→ **Task item**:
Scan the entries below for the word "icon", then copy each line that holds it.

---------- Extracted data ----------

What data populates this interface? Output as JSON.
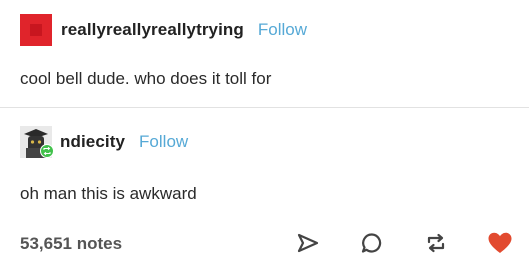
{
  "posts": [
    {
      "username": "reallyreallyreallytrying",
      "follow_label": "Follow",
      "text": "cool bell dude. who does it toll for",
      "avatar_color": "#e0242b"
    },
    {
      "username": "ndiecity",
      "follow_label": "Follow",
      "text": "oh man this is awkward",
      "avatar_icon": "reblog-badge-icon"
    }
  ],
  "footer": {
    "notes": "53,651 notes",
    "actions": [
      "share-icon",
      "reply-icon",
      "reblog-icon",
      "like-heart-icon"
    ],
    "like_color": "#e24a2f"
  }
}
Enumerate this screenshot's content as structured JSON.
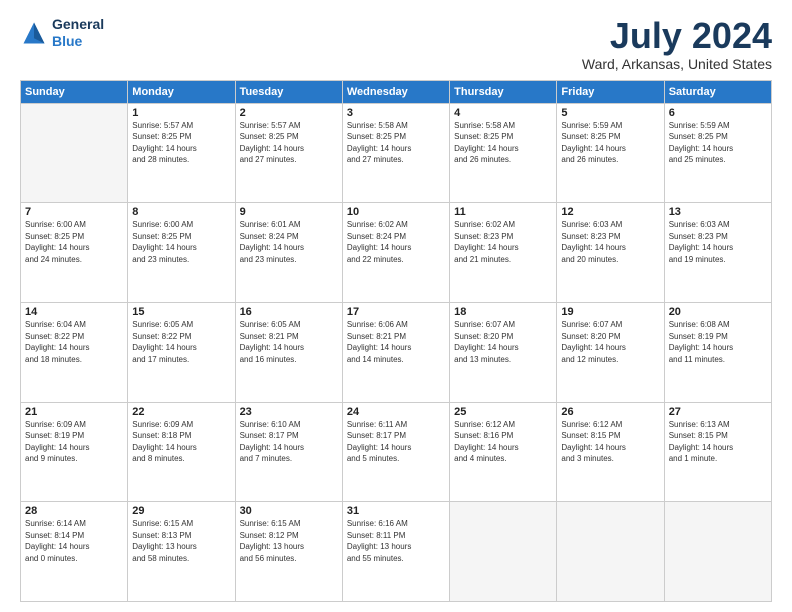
{
  "logo": {
    "line1": "General",
    "line2": "Blue"
  },
  "title": "July 2024",
  "subtitle": "Ward, Arkansas, United States",
  "days_of_week": [
    "Sunday",
    "Monday",
    "Tuesday",
    "Wednesday",
    "Thursday",
    "Friday",
    "Saturday"
  ],
  "weeks": [
    [
      {
        "day": "",
        "info": ""
      },
      {
        "day": "1",
        "info": "Sunrise: 5:57 AM\nSunset: 8:25 PM\nDaylight: 14 hours\nand 28 minutes."
      },
      {
        "day": "2",
        "info": "Sunrise: 5:57 AM\nSunset: 8:25 PM\nDaylight: 14 hours\nand 27 minutes."
      },
      {
        "day": "3",
        "info": "Sunrise: 5:58 AM\nSunset: 8:25 PM\nDaylight: 14 hours\nand 27 minutes."
      },
      {
        "day": "4",
        "info": "Sunrise: 5:58 AM\nSunset: 8:25 PM\nDaylight: 14 hours\nand 26 minutes."
      },
      {
        "day": "5",
        "info": "Sunrise: 5:59 AM\nSunset: 8:25 PM\nDaylight: 14 hours\nand 26 minutes."
      },
      {
        "day": "6",
        "info": "Sunrise: 5:59 AM\nSunset: 8:25 PM\nDaylight: 14 hours\nand 25 minutes."
      }
    ],
    [
      {
        "day": "7",
        "info": ""
      },
      {
        "day": "8",
        "info": "Sunrise: 6:00 AM\nSunset: 8:25 PM\nDaylight: 14 hours\nand 23 minutes."
      },
      {
        "day": "9",
        "info": "Sunrise: 6:01 AM\nSunset: 8:24 PM\nDaylight: 14 hours\nand 23 minutes."
      },
      {
        "day": "10",
        "info": "Sunrise: 6:02 AM\nSunset: 8:24 PM\nDaylight: 14 hours\nand 22 minutes."
      },
      {
        "day": "11",
        "info": "Sunrise: 6:02 AM\nSunset: 8:23 PM\nDaylight: 14 hours\nand 21 minutes."
      },
      {
        "day": "12",
        "info": "Sunrise: 6:03 AM\nSunset: 8:23 PM\nDaylight: 14 hours\nand 20 minutes."
      },
      {
        "day": "13",
        "info": "Sunrise: 6:03 AM\nSunset: 8:23 PM\nDaylight: 14 hours\nand 19 minutes."
      }
    ],
    [
      {
        "day": "14",
        "info": ""
      },
      {
        "day": "15",
        "info": "Sunrise: 6:05 AM\nSunset: 8:22 PM\nDaylight: 14 hours\nand 17 minutes."
      },
      {
        "day": "16",
        "info": "Sunrise: 6:05 AM\nSunset: 8:21 PM\nDaylight: 14 hours\nand 16 minutes."
      },
      {
        "day": "17",
        "info": "Sunrise: 6:06 AM\nSunset: 8:21 PM\nDaylight: 14 hours\nand 14 minutes."
      },
      {
        "day": "18",
        "info": "Sunrise: 6:07 AM\nSunset: 8:20 PM\nDaylight: 14 hours\nand 13 minutes."
      },
      {
        "day": "19",
        "info": "Sunrise: 6:07 AM\nSunset: 8:20 PM\nDaylight: 14 hours\nand 12 minutes."
      },
      {
        "day": "20",
        "info": "Sunrise: 6:08 AM\nSunset: 8:19 PM\nDaylight: 14 hours\nand 11 minutes."
      }
    ],
    [
      {
        "day": "21",
        "info": ""
      },
      {
        "day": "22",
        "info": "Sunrise: 6:09 AM\nSunset: 8:18 PM\nDaylight: 14 hours\nand 8 minutes."
      },
      {
        "day": "23",
        "info": "Sunrise: 6:10 AM\nSunset: 8:17 PM\nDaylight: 14 hours\nand 7 minutes."
      },
      {
        "day": "24",
        "info": "Sunrise: 6:11 AM\nSunset: 8:17 PM\nDaylight: 14 hours\nand 5 minutes."
      },
      {
        "day": "25",
        "info": "Sunrise: 6:12 AM\nSunset: 8:16 PM\nDaylight: 14 hours\nand 4 minutes."
      },
      {
        "day": "26",
        "info": "Sunrise: 6:12 AM\nSunset: 8:15 PM\nDaylight: 14 hours\nand 3 minutes."
      },
      {
        "day": "27",
        "info": "Sunrise: 6:13 AM\nSunset: 8:15 PM\nDaylight: 14 hours\nand 1 minute."
      }
    ],
    [
      {
        "day": "28",
        "info": "Sunrise: 6:14 AM\nSunset: 8:14 PM\nDaylight: 14 hours\nand 0 minutes."
      },
      {
        "day": "29",
        "info": "Sunrise: 6:15 AM\nSunset: 8:13 PM\nDaylight: 13 hours\nand 58 minutes."
      },
      {
        "day": "30",
        "info": "Sunrise: 6:15 AM\nSunset: 8:12 PM\nDaylight: 13 hours\nand 56 minutes."
      },
      {
        "day": "31",
        "info": "Sunrise: 6:16 AM\nSunset: 8:11 PM\nDaylight: 13 hours\nand 55 minutes."
      },
      {
        "day": "",
        "info": ""
      },
      {
        "day": "",
        "info": ""
      },
      {
        "day": "",
        "info": ""
      }
    ]
  ],
  "week1_sunday": "Sunrise: 6:00 AM\nSunset: 8:25 PM\nDaylight: 14 hours\nand 24 minutes.",
  "week3_sunday": "Sunrise: 6:04 AM\nSunset: 8:22 PM\nDaylight: 14 hours\nand 18 minutes.",
  "week4_sunday": "Sunrise: 6:09 AM\nSunset: 8:19 PM\nDaylight: 14 hours\nand 9 minutes."
}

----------

→ **Answer for this exercise**:
      "avatar_icon": "reblog-badge-icon"
      "share-icon",
      "reply-icon",
      "reblog-icon",
      "like-heart-icon"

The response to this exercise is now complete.